╭──

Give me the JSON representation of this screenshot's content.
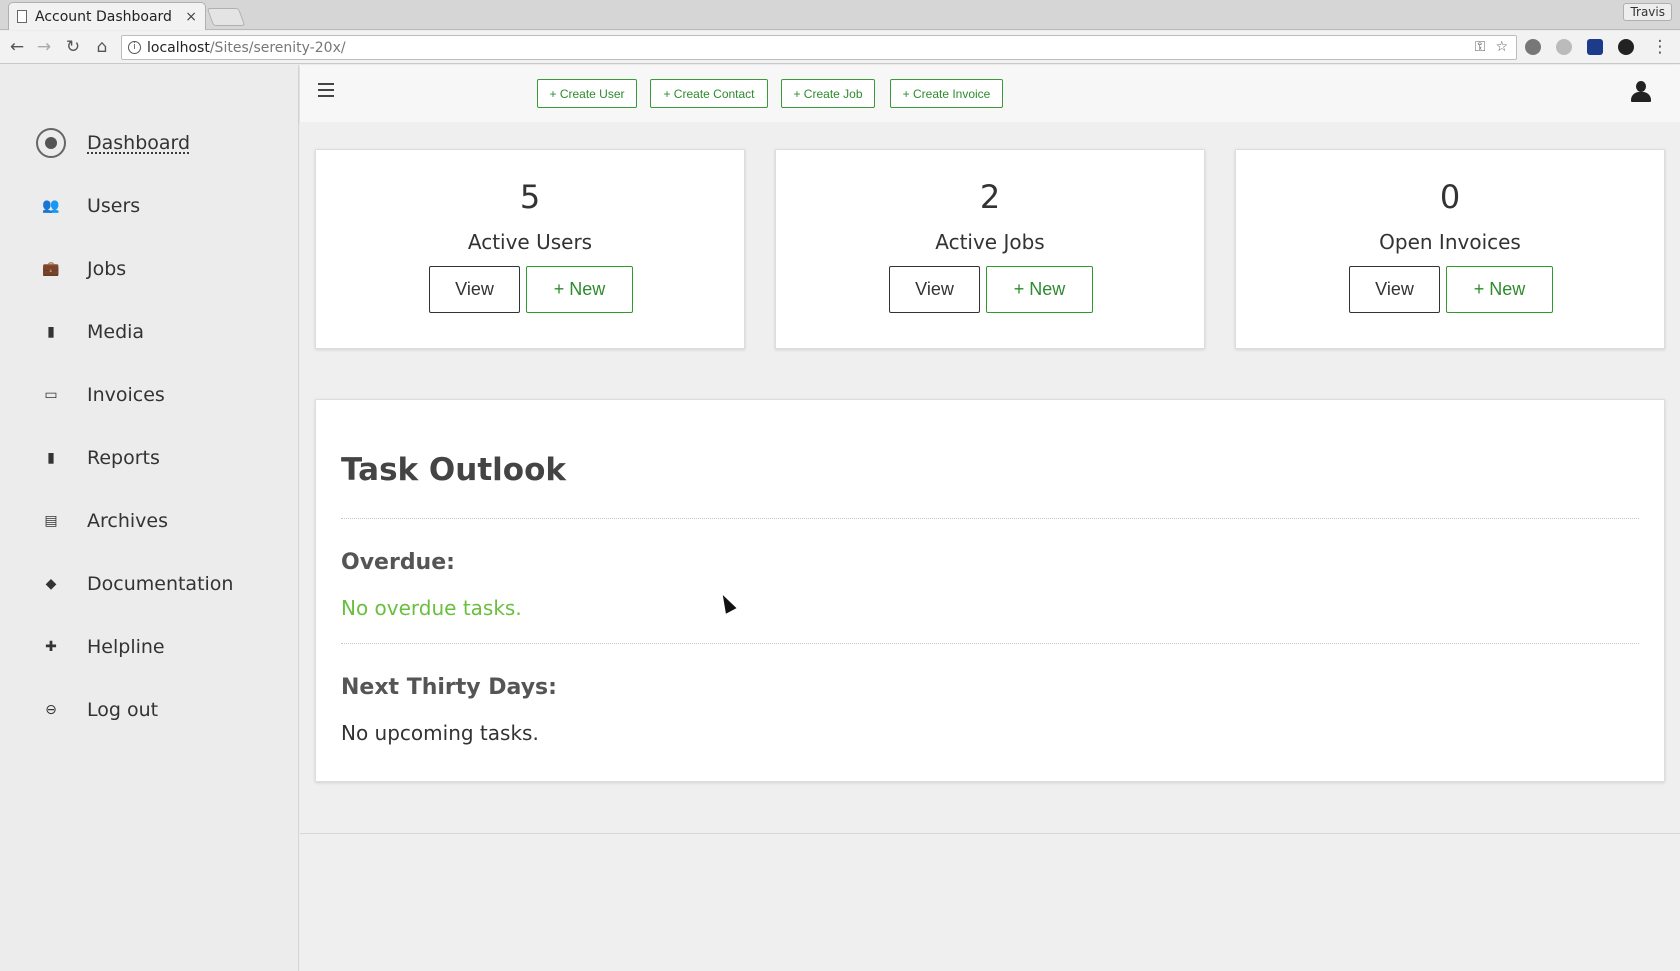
{
  "browser": {
    "tab_title": "Account Dashboard",
    "tab_close": "×",
    "profile_name": "Travis",
    "url_host": "localhost",
    "url_path": "/Sites/serenity-20x/",
    "back_glyph": "←",
    "forward_glyph": "→",
    "reload_glyph": "↻",
    "home_glyph": "⌂",
    "info_glyph": "i",
    "key_glyph": "⚿",
    "star_glyph": "☆",
    "menu_glyph": "⋮"
  },
  "sidebar": {
    "items": [
      {
        "label": "Dashboard",
        "icon": "dashboard-icon",
        "glyph": ""
      },
      {
        "label": "Users",
        "icon": "users-icon",
        "glyph": "👥"
      },
      {
        "label": "Jobs",
        "icon": "briefcase-icon",
        "glyph": "💼"
      },
      {
        "label": "Media",
        "icon": "file-icon",
        "glyph": "▮"
      },
      {
        "label": "Invoices",
        "icon": "money-icon",
        "glyph": "▭"
      },
      {
        "label": "Reports",
        "icon": "bar-chart-icon",
        "glyph": "▮"
      },
      {
        "label": "Archives",
        "icon": "clipboard-icon",
        "glyph": "▤"
      },
      {
        "label": "Documentation",
        "icon": "graduation-cap-icon",
        "glyph": "◆"
      },
      {
        "label": "Helpline",
        "icon": "medkit-icon",
        "glyph": "✚"
      },
      {
        "label": "Log out",
        "icon": "logout-icon",
        "glyph": "⊖"
      }
    ]
  },
  "topbar": {
    "create_user": "+ Create User",
    "create_contact": "+ Create Contact",
    "create_job": "+ Create Job",
    "create_invoice": "+ Create Invoice"
  },
  "stats": [
    {
      "value": "5",
      "label": "Active Users",
      "view": "View",
      "new": "+ New"
    },
    {
      "value": "2",
      "label": "Active Jobs",
      "view": "View",
      "new": "+ New"
    },
    {
      "value": "0",
      "label": "Open Invoices",
      "view": "View",
      "new": "+ New"
    }
  ],
  "tasks": {
    "title": "Task Outlook",
    "overdue_heading": "Overdue:",
    "overdue_msg": "No overdue tasks.",
    "next_heading": "Next Thirty Days:",
    "next_msg": "No upcoming tasks."
  },
  "colors": {
    "accent_green": "#2e8b2e",
    "overdue_green": "#6abf3f"
  }
}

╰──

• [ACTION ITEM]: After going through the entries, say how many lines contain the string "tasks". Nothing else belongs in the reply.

• [EXERCISE ANSWER]: 3